"Rumors are often mere fabrications of fools. I'm surprised you're paying attention to such things."

"Then there is no truth to them?" she asked, "You aren't leaving? Because your packed office indicates otherwise." Oh Merlin, he is leaving. His office is practically empty. Perhaps there's another explanation. I hope that's the case. Merlin's beard, he can't be leaving. There must be another explanation.

"Do not concern yourself with rumors, Minerva. To do so would be an insult to your great mind."

"Why?" Just give me the truth, Albus. As much as it may hurt, I can take it. After all, I am seventeen. Legally an adult.

"You are capable of so much more-"

"No," she interrupted, "I wasn't talking about that." He is leaving. By the look, he'll be gone by morning. Oh, no. No. This cannot be happening. "Why are you leaving?" Why?

He spoke, "I'm going to fight in the war."

"We need you here, you know. You're essentially the hear and soul of this place." The war? He could be injured, or worse yet killed! Please Albus, don't go.

"The world needs Grindewald to be stopped."

"Then take me with you." Take me with you.

"Don't be ridiculous, Minerva. It's dangerous, you're underage, and you need to finish your education."

"What would be a better way to finish my schooling than getting firsthand experience in battle from my favorite teacher? You told me yourself that books are wonderful, but no substitute for experiences. Isn't that why you helped me become an aimiagus?" Minerva began angrily, her face flushed.

"Minerva -" he interrupted.

"Professor, I'm seventeen. I am of age. It may be dangerous, but I'm old enough to decide if I want to face that." I want to do this.
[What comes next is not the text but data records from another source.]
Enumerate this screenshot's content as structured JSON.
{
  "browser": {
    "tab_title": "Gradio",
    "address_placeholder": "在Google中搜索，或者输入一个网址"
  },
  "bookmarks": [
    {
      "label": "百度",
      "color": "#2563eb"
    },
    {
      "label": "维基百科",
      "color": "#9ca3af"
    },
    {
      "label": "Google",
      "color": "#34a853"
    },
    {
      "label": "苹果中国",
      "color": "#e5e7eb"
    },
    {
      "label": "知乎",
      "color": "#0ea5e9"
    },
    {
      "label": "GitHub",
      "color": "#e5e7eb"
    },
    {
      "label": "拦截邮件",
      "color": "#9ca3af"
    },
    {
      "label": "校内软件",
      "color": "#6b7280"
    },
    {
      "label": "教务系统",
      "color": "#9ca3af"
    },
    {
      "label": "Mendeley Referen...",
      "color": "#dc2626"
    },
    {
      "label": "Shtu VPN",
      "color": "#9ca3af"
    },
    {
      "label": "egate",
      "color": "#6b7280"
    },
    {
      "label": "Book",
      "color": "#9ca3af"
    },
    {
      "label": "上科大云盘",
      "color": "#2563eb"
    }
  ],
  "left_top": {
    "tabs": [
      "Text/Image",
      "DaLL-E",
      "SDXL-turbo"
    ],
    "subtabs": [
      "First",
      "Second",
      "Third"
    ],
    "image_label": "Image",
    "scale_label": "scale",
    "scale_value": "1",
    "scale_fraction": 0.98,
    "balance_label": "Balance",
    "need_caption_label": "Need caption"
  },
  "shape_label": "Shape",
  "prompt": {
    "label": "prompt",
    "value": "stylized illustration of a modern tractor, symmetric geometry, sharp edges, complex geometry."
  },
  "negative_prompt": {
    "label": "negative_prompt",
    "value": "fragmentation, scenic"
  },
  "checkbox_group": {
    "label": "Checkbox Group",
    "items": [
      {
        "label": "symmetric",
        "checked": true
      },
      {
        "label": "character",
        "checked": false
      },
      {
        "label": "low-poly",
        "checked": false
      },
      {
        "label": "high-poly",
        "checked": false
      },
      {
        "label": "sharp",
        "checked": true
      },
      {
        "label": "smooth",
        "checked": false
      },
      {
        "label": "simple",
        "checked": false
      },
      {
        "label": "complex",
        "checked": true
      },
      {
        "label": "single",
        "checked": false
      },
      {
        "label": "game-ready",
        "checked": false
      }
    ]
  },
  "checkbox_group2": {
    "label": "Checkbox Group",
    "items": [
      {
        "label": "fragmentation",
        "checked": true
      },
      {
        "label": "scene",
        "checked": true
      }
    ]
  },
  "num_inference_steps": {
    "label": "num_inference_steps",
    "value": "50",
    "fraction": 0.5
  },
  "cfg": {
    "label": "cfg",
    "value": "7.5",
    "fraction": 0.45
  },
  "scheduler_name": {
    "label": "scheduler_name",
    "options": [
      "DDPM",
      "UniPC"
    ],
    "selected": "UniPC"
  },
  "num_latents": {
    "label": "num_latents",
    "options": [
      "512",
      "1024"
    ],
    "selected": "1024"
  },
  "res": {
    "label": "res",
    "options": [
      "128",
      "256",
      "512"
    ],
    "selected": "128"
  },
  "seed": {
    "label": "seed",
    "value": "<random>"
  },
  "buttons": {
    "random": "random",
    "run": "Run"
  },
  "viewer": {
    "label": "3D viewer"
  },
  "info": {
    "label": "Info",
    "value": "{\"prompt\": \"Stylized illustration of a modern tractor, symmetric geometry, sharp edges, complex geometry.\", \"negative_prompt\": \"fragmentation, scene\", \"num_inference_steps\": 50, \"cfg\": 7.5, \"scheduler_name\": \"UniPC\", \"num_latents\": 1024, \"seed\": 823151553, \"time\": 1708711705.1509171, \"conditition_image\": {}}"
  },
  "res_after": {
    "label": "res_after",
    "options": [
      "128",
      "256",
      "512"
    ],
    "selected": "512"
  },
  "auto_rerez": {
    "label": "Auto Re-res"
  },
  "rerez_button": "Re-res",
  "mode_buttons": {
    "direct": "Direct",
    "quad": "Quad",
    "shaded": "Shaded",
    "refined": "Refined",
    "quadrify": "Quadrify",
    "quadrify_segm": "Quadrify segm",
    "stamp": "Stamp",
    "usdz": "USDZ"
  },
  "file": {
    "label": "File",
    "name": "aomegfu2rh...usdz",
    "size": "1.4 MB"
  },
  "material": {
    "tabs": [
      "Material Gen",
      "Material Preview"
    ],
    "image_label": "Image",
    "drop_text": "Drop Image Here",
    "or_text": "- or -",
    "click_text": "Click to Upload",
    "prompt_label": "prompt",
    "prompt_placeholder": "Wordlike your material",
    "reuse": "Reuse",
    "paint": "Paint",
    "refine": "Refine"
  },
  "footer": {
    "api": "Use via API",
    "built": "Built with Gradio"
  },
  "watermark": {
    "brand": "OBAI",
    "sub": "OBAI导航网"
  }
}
I don't want to be apart from you.

"You make a fair argument, Minerva, but I simply cannot do what you ask me to."

Her frown did not disappear, "This isn't like you, Professor. You've always given us students direct answers and told us the whole truth." Why is he not telling me everything?

"One of the many tasks of growing up is realizing that adults are not perfect," Albus said.

"Nobody is perfect," she stated, ever logical. Nobody is perfect, but some are closer than others.

"Well," Albus replied cheerfully, trying to lighten the mood, "Remember that and you'll go far."

"Will you come back? After?" I hope you will. I hope you won't be gone for too long.

"In all likelihood."

"Well," she said, looking sad, "I'll miss you." If you knew just how much I would miss you, you would consider me nothing more than a lovesick school girl.

"And I you, Minerva."

"Thank you for everything - your wonderful classes, the animagus lessons, everything. You really are an extraordinary teacher. Good luck, Professor." Thank you so much, really. You're amazing. Be safe, my love.

"Thank you, Minerva. I'll think of you."

"Goodbye, Professor." I love you.

"Goodbye, Minerva."